For an easier pitch to recruiters and employers, a better strategy may be to first aim for an industry change into finance, without the job function change at this stage. Breaking it down in two steps may increase your chances of securing a job in the finance sector, while building your network internally for your future target job.
2) Invest in a good resume/CV, it makes a difference
Otherwise, it may be worth getting your CV professionally updated/written by companies like TopResume. Remember to craft your career change narrative – your unique story and background of why you’re an awesome (or an even better) hire in spite of the career change.
Your chances of securing a job offer dramatically improves if offered an interview, and the goal of your CV is to get you an interview. I think that makes a good investment.

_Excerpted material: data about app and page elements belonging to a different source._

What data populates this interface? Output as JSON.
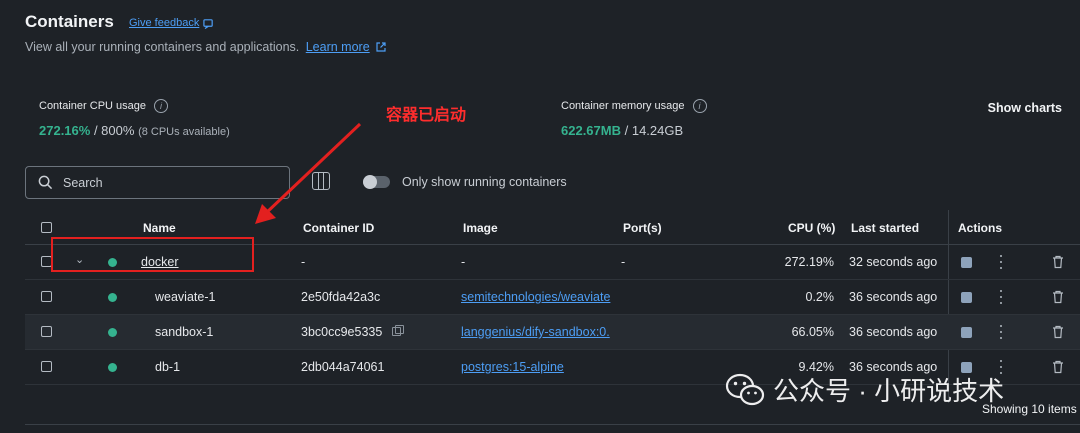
{
  "header": {
    "title": "Containers",
    "feedback_label": "Give feedback",
    "subtitle": "View all your running containers and applications.",
    "learn_more_label": "Learn more"
  },
  "stats": {
    "cpu": {
      "label": "Container CPU usage",
      "value": "272.16%",
      "max": "/ 800%",
      "note": "(8 CPUs available)"
    },
    "memory": {
      "label": "Container memory usage",
      "value": "622.67MB",
      "max": "/ 14.24GB"
    },
    "show_charts_label": "Show charts"
  },
  "annotation": {
    "text": "容器已启动",
    "color": "#e3201f"
  },
  "toolbar": {
    "search_placeholder": "Search",
    "running_only_label": "Only show running containers",
    "running_only_enabled": false
  },
  "table": {
    "headers": {
      "name": "Name",
      "container_id": "Container ID",
      "image": "Image",
      "ports": "Port(s)",
      "cpu": "CPU (%)",
      "last_started": "Last started",
      "actions": "Actions"
    },
    "rows": [
      {
        "name": "docker",
        "container_id": "-",
        "image": "-",
        "ports": "-",
        "cpu": "272.19%",
        "last_started": "32 seconds ago"
      },
      {
        "name": "weaviate-1",
        "container_id": "2e50fda42a3c",
        "image": "semitechnologies/weaviate",
        "ports": "",
        "cpu": "0.2%",
        "last_started": "36 seconds ago"
      },
      {
        "name": "sandbox-1",
        "container_id": "3bc0cc9e5335",
        "image": "langgenius/dify-sandbox:0.",
        "ports": "",
        "cpu": "66.05%",
        "last_started": "36 seconds ago"
      },
      {
        "name": "db-1",
        "container_id": "2db044a74061",
        "image": "postgres:15-alpine",
        "ports": "",
        "cpu": "9.42%",
        "last_started": "36 seconds ago"
      }
    ],
    "footer": "Showing 10 items"
  },
  "watermark": {
    "text": "公众号 · 小研说技术"
  },
  "colors": {
    "background": "#1e2227",
    "accent": "#4d9ef5",
    "running": "#35b38f"
  }
}
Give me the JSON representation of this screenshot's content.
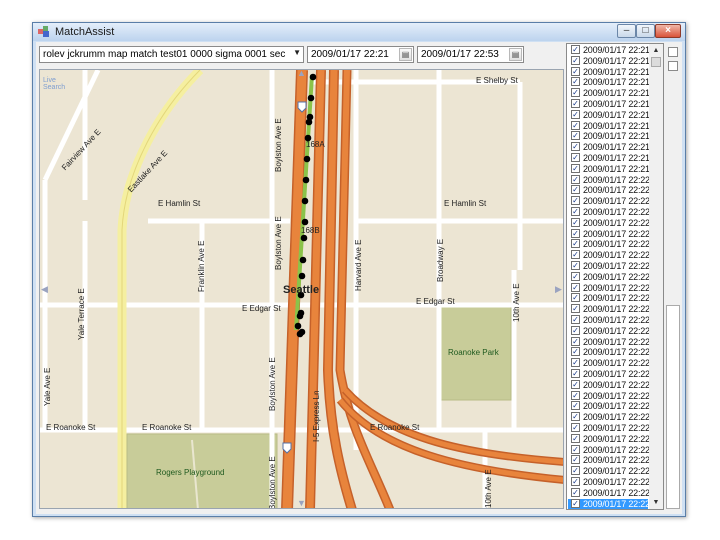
{
  "window": {
    "title": "MatchAssist"
  },
  "toolbar": {
    "trace_select": "rolev jckrumm map match test01 0000 sigma 0001 sec",
    "start_time": "2009/01/17 22:21",
    "end_time": "2009/01/17 22:53"
  },
  "map": {
    "city_label": "Seattle",
    "park_labels": [
      "Roanoke Park",
      "Rogers Playground"
    ],
    "logo": "Live Search",
    "street_labels": {
      "shelby": "E Shelby St",
      "hamlin_w": "E Hamlin St",
      "hamlin_e": "E Hamlin St",
      "edgar_w": "E Edgar St",
      "edgar_e": "E Edgar St",
      "roanoke_w": "E Roanoke St",
      "roanoke_m": "E Roanoke St",
      "roanoke_e": "E Roanoke St",
      "fairview": "Fairview Ave E",
      "eastlake_diag": "Eastlake Ave E",
      "eastlake": "Eastlake Ave E",
      "yale_terrace": "Yale Terrace E",
      "yale": "Yale Ave E",
      "franklin": "Franklin Ave E",
      "boylston_n": "Boylston Ave E",
      "boylston_m": "Boylston Ave E",
      "boylston_s": "Boylston Ave E",
      "boylston_s2": "Boylston Ave E",
      "harvard": "Harvard Ave E",
      "broadway": "Broadway E",
      "tenth": "10th Ave E",
      "tenth_s": "10th Ave E",
      "express": "I-5 Express Ln",
      "exit_a": "168A",
      "exit_b": "168B"
    },
    "shields": [
      "5",
      "5"
    ]
  },
  "timestamps": {
    "rows": [
      "2009/01/17 22:21",
      "2009/01/17 22:21",
      "2009/01/17 22:21",
      "2009/01/17 22:21",
      "2009/01/17 22:21",
      "2009/01/17 22:21",
      "2009/01/17 22:21",
      "2009/01/17 22:21",
      "2009/01/17 22:21",
      "2009/01/17 22:21",
      "2009/01/17 22:21",
      "2009/01/17 22:21",
      "2009/01/17 22:22",
      "2009/01/17 22:22",
      "2009/01/17 22:22",
      "2009/01/17 22:22",
      "2009/01/17 22:22",
      "2009/01/17 22:22",
      "2009/01/17 22:22",
      "2009/01/17 22:22",
      "2009/01/17 22:22",
      "2009/01/17 22:22",
      "2009/01/17 22:22",
      "2009/01/17 22:22",
      "2009/01/17 22:22",
      "2009/01/17 22:22",
      "2009/01/17 22:22",
      "2009/01/17 22:22",
      "2009/01/17 22:22",
      "2009/01/17 22:22",
      "2009/01/17 22:22",
      "2009/01/17 22:22",
      "2009/01/17 22:22",
      "2009/01/17 22:22",
      "2009/01/17 22:22",
      "2009/01/17 22:22",
      "2009/01/17 22:22",
      "2009/01/17 22:22",
      "2009/01/17 22:22",
      "2009/01/17 22:22",
      "2009/01/17 22:22",
      "2009/01/17 22:22",
      "2009/01/17 22:22"
    ],
    "selected_index": 42
  },
  "colors": {
    "highway": "#e8843c",
    "highway_edge": "#c5612a",
    "arterial": "#f5efa0",
    "street": "#ffffff",
    "park": "#c8cc99",
    "matched_route": "#8bc34a",
    "gps_point": "#000000",
    "selection": "#3399ff"
  }
}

3) Reach out and network with recruiters as well
Often not mentioned, but I found recruiters a great source of insights to what works and what doesn’t for a particular job.
After you’ve updated your CV, reach out to a few finance recruiters and offer to bring them out for a coffee (or a video call). They should know what employers want and by getting ahead of the game, it will show them that you’re proactive which helps set you apart from the competition. When you have an idea of what skills they look for in a potential hire, focus your efforts on those areas.
4) Upgrade your skillset
Once you know what employers look for in a particular job function, assess your skills and interest to see if you fit that profile.
If not, you may want to consider volunteering your time in related roles (at work or personally) to gain relevant experience, or take up a course to upgrade your skills.
5) Understand that career change is a marathon, not a sprint
Manage your own expectations that it takes time and effort for a meaningful career change. Especially with the current market conditions.
Stay motivated, keep taking small, consistent actions towards your career goals. You will get there in the end.
Wow, that was a long one! If you’ve made it to the end, leave a comment about your career change plan with us 🙂
Meanwhile, here are other awesome career-related resources which you may find useful:
- 6 Clear Steps on How to Change Careers
- What Are Typical Career Paths for CFA Charterholders?
- How To Properly Display Your CFA Status On Your Resume, LinkedIn & Business Cards
- How To Write A Good Resume: 11 Solid Tips
- Is TopResume Worth It? I Paid for One, Here Are My Thoughts
- The CFA Charter is Not a Golden Ticket to Jobs – But Here’s How It Can Help